The Ambatovy nickel-cobalt project located in Madagascar is one of the biggest lateritic nickel mining operations in the world. Involving a total estimated project cost of more than £6bn ($8bn), the large-tonnage, open-pit project also represents one of the biggest foreign investments in sub-Saharan Africa and the Indian Ocean region.
Operational since January 2014, the Ambatovy nickel-cobalt project is a joint venture partnership between Canada’s Sherritt International Corporation, Sumitomo Corporation of Japan, and Korea Resources Corporation.
The mining permit for the Ambatovy project was granted in 2006 for a period of 40 years followed by a project certification by the Government of Madagascar in 2007, while the construction permits for the mine as well as the processing plant were received in the following year.

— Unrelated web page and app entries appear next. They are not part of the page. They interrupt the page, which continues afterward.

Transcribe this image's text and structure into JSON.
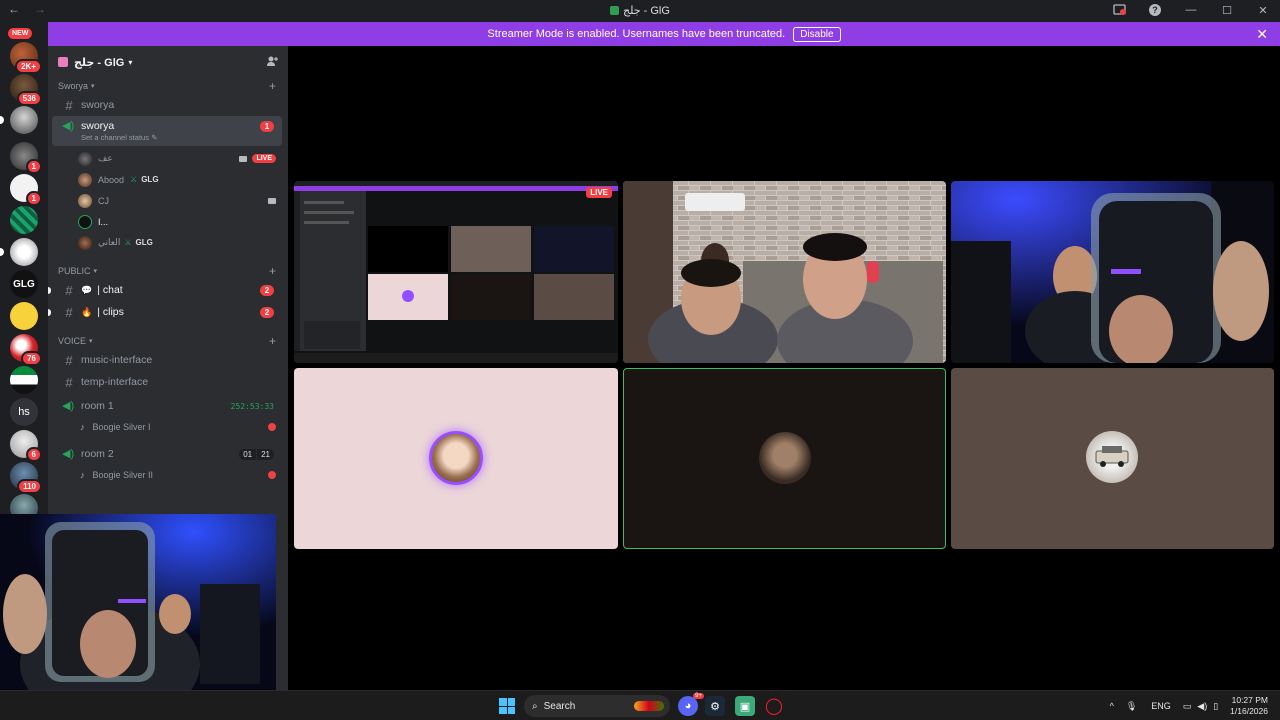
{
  "titlebar": {
    "back": "←",
    "forward": "→",
    "title": "جلج - GlG",
    "help": "?",
    "minimize": "—",
    "maximize": "☐",
    "close": "✕"
  },
  "rail": {
    "new_label": "NEW",
    "badges": [
      "2K+",
      "536",
      "1",
      "1",
      "76",
      "6",
      "110"
    ],
    "glg_label": "GLG",
    "hs_label": "hs"
  },
  "banner": {
    "text": "Streamer Mode is enabled. Usernames have been truncated.",
    "button": "Disable",
    "close": "✕"
  },
  "sidebar": {
    "server_name": "جلج - GlG",
    "categories": {
      "sworya": "Sworya",
      "public": "PUBLIC",
      "voice": "VOICE"
    },
    "channels": {
      "sworya_text": "sworya",
      "sworya_voice": "sworya",
      "sworya_status": "Set a channel status",
      "sworya_mentions": "1",
      "chat": "| chat",
      "chat_mentions": "2",
      "clips": "| clips",
      "clips_mentions": "2",
      "music": "music-interface",
      "temp": "temp-interface",
      "room1": "room 1",
      "room1_timer": "252:53:33",
      "room2": "room 2",
      "room2_count_a": "01",
      "room2_count_b": "21"
    },
    "voice_users": [
      {
        "name": "عف",
        "tag": "",
        "live": "LIVE"
      },
      {
        "name": "Abood",
        "tag": "GLG"
      },
      {
        "name": "CJ",
        "tag": ""
      },
      {
        "name": "I...",
        "tag": ""
      },
      {
        "name": "العاني",
        "tag": "GLG"
      }
    ],
    "room1_user": "Boogie Silver I",
    "room2_user": "Boogie Silver II"
  },
  "stage": {
    "live_label": "LIVE"
  },
  "taskbar": {
    "search": "Search",
    "discord_badge": "9+",
    "lang": "ENG",
    "time": "10:27 PM",
    "date": "1/16/2026"
  },
  "colors": {
    "banner": "#8f3ee6",
    "sidebar": "#2b2d31",
    "rail": "#1e1f22",
    "speaking": "#23a55a",
    "mention": "#f23f43"
  }
}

The project has an annual production capacity of 60,000 tonnes (t) of refined nickel, 5,600t of refined cobalt, and 210,000t of ammonium sulphate fertilizer over a mine life of minimum 29 years.

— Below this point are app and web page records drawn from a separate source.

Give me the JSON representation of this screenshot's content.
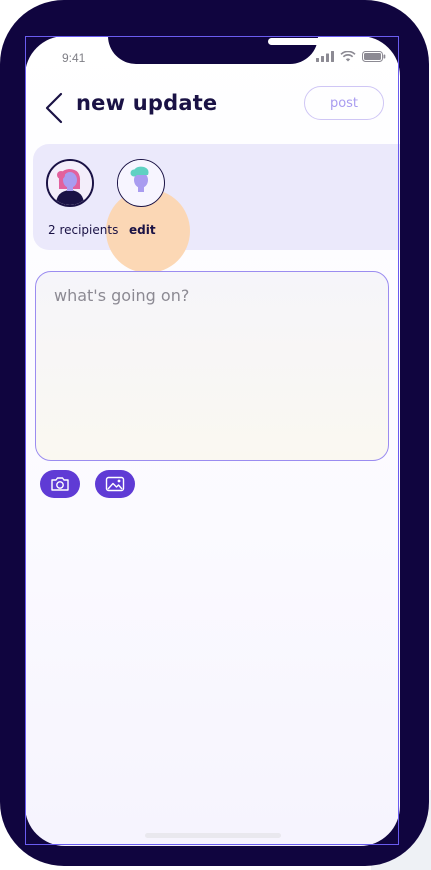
{
  "status_bar": {
    "time": "9:41"
  },
  "header": {
    "title": "new update",
    "post_label": "post"
  },
  "recipients": {
    "count_label": "2 recipients",
    "edit_label": "edit"
  },
  "compose": {
    "placeholder": "what's going on?"
  },
  "icons": {
    "back": "chevron-left-icon",
    "camera": "camera-icon",
    "image": "image-icon",
    "signal": "cellular-signal-icon",
    "wifi": "wifi-icon",
    "battery": "battery-icon"
  },
  "colors": {
    "phone_frame": "#10053f",
    "accent": "#5f3bd5",
    "highlight": "#fcd6b1",
    "card_bg": "#ebe9fb",
    "text_dark": "#1a1245"
  }
}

Mining operations at Ambatovy, however, are currently on hold due to the COVID-19 pandemic and are planned to be resumed in the fourth quarter of 2021.
The Ambatovy nickel-cobalt project is located in the Alaotra Mangoro region near the city of Moramanga, approximately 80km east of the capital city of Antananarivo in Madagascar. The project hosts the Ambatovy and the Analamay deposits, and the mining tenement covers approximately 1600ha.
Geology and mineralisation
The geology for the Ambatovy project is primarily composed of the Precambrian metamorphic rocks and the Palaeozoic to Tertiary-aged intrusive rocks of the Cretaceous period. A prominent north-south striking belt of gneisses and migmatites underlines the project area.
The gneissic terrain is intersected by the Amtampombato Complex which is mainly composed of gabbroic and syenitic rocks, and two smaller ultrabasic bodies. The Ambatovy deposit is located towards the southern margin of the complex while the Analamay ultrabasic deposit lies at the eastern margin.
The Ambatovy and the Analamay ore bodies are weathered lateritic nickel deposits located approximately 3km apart and jointly constitute one of the world’s biggest lateritic nickel reserves. The ore bodies are exposed on an uplifted ridgeline, while the laterite layer IS sub-divided into the ferricrete, ferralite and the saprolite zones with an average thickness of approximately 50m.
The ferricrete layer is an exposed hard, rock-like crust over the top of the deposit layer, while the reddish-brown, clay-like ferralite layer that forms beneath the ferricrete layer comprises the bulk of the economic ore. The saprolite layer occurs as a transitional zone that is neither fresh parent material nor completely altered into the ferralite.
Nickel and cobalt reserves
The Ambatovy and the Analamay deposits were estimated to hold approximately 152.1 million tonnes (Mt) of proven and probable mineral reserves containing approximately 1.42Mt of nickel and more than 120,000t of cobalt, as of December 2018.
The mining activities at Ambatovy and Analamay utilise traditional open-pit mining methods with the use of hydraulic back hoe or front shovels and haulage trucks. Blasting is not required due to the exposed nature of the ore bodies.
The initial pit design calls for the mining development starting in west Ambatovy with gradual expansion in 200m push backs with an aim to build up the ore production rate to six million tonnes per annum (Mtpa).
The mined ore is transferred to an on-site ore preparation plant for separating laterite from waste and mixing water to it to produce ore slurry.
The ore slurry is fed through a pipeline system that links the mine to the processing plant located 220km away and 11km south of the Port of Toamasina.
At the processing plant, the ore slurry is fed into large autoclaves to undergo pressure acid leaching (PAL) where it is heated and mixed with sulfuric acid.
The leach discharge slurry from the autoclave passes through a counter-current decantation (CCD) wash circuit to separate nickel and cobalt solution.
The tailings from the CCD wash circuit are neutralized with limestone and are introduced into acid neutralization circuits to recover metals such as iron and aluminium.
Nickel and cobalt are recovered from the pregnant leach solution via the precipitation process with the help of high temperature and pressured hydrogen sulphide gas to produce concentrated mixed sulphides.
The concentrated sulphides mixture undergoes filtration, sedimentation, and extraction with organic solvents to produce two separate purified solutions of nickel and cobalt.
The final concentrate products are washed, dried, and packaged for export from the Port of Toamasina.
SNC Lavalin was awarded the engineering, procurement, construction, and management (EPCM) contract for the Ambatovy nickel-cobalt project in 2007.